Ripley’s heroic action on Easter Sunday 1972 is perhaps the best example of how an individual can change the outcome of a battle, if not a war. Captain John Ripley was just one man at one bridge on one day near the end of a long war, but what he did will be heralded by warriors for generations to come.

 A Mighty Marine Legend: John Ripley

Born on June 29, 1939, John Walter Ripley, known as “Rip” to his friends, grew up in Radford, Va. He enlisted in the Marine Corps after high school in 1957,  completed the Naval Academy preparatory school and then entered the U.S. Naval Academy. He graduated in 1962 and was commissioned a Marine second lieutenant.

After finishing The Basic School, Ripley was assigned to the aircraft carrier Independence for a year, then joined the 2nd Battalion, 2nd Marines, where he served as a rifle and weapons platoon commander. He also completed basic parachutist, scuba, Ranger and Jumpmaster training.

Ripley first went to Vietnam in October 1966 as a captain and commander of Company L, 3rd Battalion, 3rd Marine Regiment. While with “Lima 3/3” near the demilitarized zone, he was wounded in action and was decorated with the Purple Heart. He also received the Silver Star for his gallantry during an attack against a North Vietnamese Army regimental command post.

Marine Col. John Walter Ripley (James Elliott Collection / Vietnam Virtual Archive)In October 1969, Ripley was chosen to be an exchange officer to the British Royal Marines. He was one of the last U.S. Marines to go through training with Royal Marine recruits and later was deployed with them to Singapore and northern Malaya. He spent several months on campaign in the jungle with the famous Gurkha Rifles and received additional training in demolitions.
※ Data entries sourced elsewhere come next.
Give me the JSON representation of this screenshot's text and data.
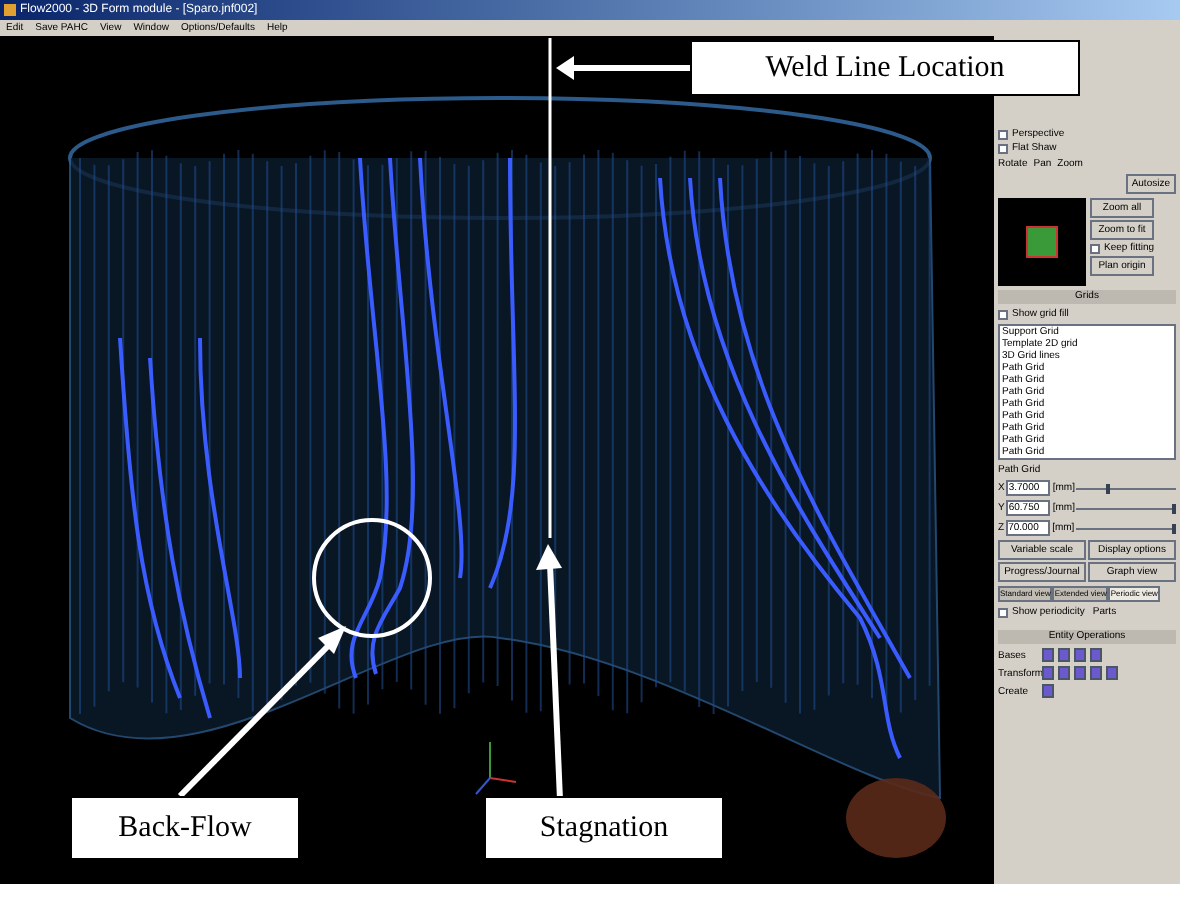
{
  "window": {
    "title": "Flow2000 - 3D Form module - [Sparo.jnf002]",
    "menu": [
      "Edit",
      "Save PAHC",
      "View",
      "Window",
      "Options/Defaults",
      "Help"
    ]
  },
  "annotations": [
    {
      "kind": "top",
      "label": "Weld Line Location"
    },
    {
      "kind": "left",
      "label": "Back-Flow"
    },
    {
      "kind": "bottom",
      "label": "Stagnation"
    }
  ],
  "view_panel": {
    "checks": [
      {
        "label": "Perspective",
        "checked": false
      },
      {
        "label": "Flat Shaw",
        "checked": false
      }
    ],
    "groups": [
      "Rotate",
      "Pan",
      "Zoom"
    ],
    "autosize": "Autosize",
    "buttons": [
      "Zoom all",
      "Zoom to fit",
      "Plan origin"
    ],
    "keep_fitting": {
      "label": "Keep fitting",
      "checked": false
    }
  },
  "grids": {
    "title": "Grids",
    "show_fill": {
      "label": "Show grid fill",
      "checked": false
    },
    "items": [
      {
        "name": "Support Grid"
      },
      {
        "name": "Template 2D grid"
      },
      {
        "name": "3D Grid lines"
      },
      {
        "name": "Path Grid"
      },
      {
        "name": "Path Grid"
      },
      {
        "name": "Path Grid"
      },
      {
        "name": "Path Grid"
      },
      {
        "name": "Path Grid"
      },
      {
        "name": "Path Grid"
      },
      {
        "name": "Path Grid"
      },
      {
        "name": "Path Grid"
      }
    ],
    "selected_label": "Path Grid",
    "fields": [
      {
        "axis": "X",
        "value": "3.7000",
        "unit": "[mm]",
        "level": 0.3
      },
      {
        "axis": "Y",
        "value": "60.750",
        "unit": "[mm]",
        "level": 0.95
      },
      {
        "axis": "Z",
        "value": "70.000",
        "unit": "[mm]",
        "level": 0.95
      }
    ],
    "buttons": [
      "Variable scale",
      "Display options",
      "Progress/Journal",
      "Graph view"
    ],
    "tabs": [
      {
        "label": "Standard view",
        "selected": false
      },
      {
        "label": "Extended view",
        "selected": false
      },
      {
        "label": "Periodic view",
        "selected": true
      }
    ],
    "periodicity": {
      "label": "Show periodicity",
      "checked": false
    },
    "parts_label": "Parts"
  },
  "entity": {
    "title": "Entity Operations",
    "rows": [
      {
        "label": "Bases"
      },
      {
        "label": "Transform"
      },
      {
        "label": "Create"
      }
    ]
  }
}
At the end of his two years with the Royal Marines, Ripley had developed a set of fighting skills possessed by very few U.S. Marines. He returned to Vietnam as the lone adviser to the 3rd South Vietnamese marine battalion in June 1971, and he was with them during the NVA-Easter Offensive in 1972. After leaving Southeast Asia later that year, Ripley served in a variety of assignments. He commanded 1st Battalion, 2nd Marines, from 1979 to 1981 and graduated from the Naval War College in 1982.
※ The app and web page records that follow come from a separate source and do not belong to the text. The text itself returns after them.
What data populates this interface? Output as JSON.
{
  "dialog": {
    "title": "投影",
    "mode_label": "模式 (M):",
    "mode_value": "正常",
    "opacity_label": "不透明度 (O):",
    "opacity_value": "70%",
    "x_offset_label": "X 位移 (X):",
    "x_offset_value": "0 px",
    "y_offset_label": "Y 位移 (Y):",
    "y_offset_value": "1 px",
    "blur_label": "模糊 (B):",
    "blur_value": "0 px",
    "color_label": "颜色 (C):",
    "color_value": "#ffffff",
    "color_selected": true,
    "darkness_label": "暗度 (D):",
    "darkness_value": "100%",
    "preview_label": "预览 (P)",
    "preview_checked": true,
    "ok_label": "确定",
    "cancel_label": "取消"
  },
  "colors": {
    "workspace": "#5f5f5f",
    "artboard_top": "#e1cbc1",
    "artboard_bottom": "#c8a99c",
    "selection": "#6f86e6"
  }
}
He then served on the joint staff before becoming Senior Marine and Director, Division of English and History, at the U.S. Naval Academy.

In 1988 Ripley took command of the 2nd Marine Regiment at Camp Lejeune. After completing this tour, he commanded the Navy-Marine Corps ROTC at Virginia Military Institute. Retiring as a colonel in 1992, Ripley was tapped to be president of Southern Virginia College and later served as president of the Hargrave Military Academy in Virginia.

Ripley returned to the Corps in 1999 as the civilian director of the Marine Corps History and Museums Division. In 2002 he became the first Marine officer to receive the Distinguished Graduate Award from the Naval Academy. Ripley left his history and museums position in 2005. He died on October 28, 2008, at his home in Annapolis.

Fred L. Borch served for 25 years as an active-duty Army lawyer. A professionally trained historian, he is the regimental historian and archivist for the Army Judge Advocate General’s Corps. His latest book, Sea Service Medals, was published earlier this year by the Naval Institute Press.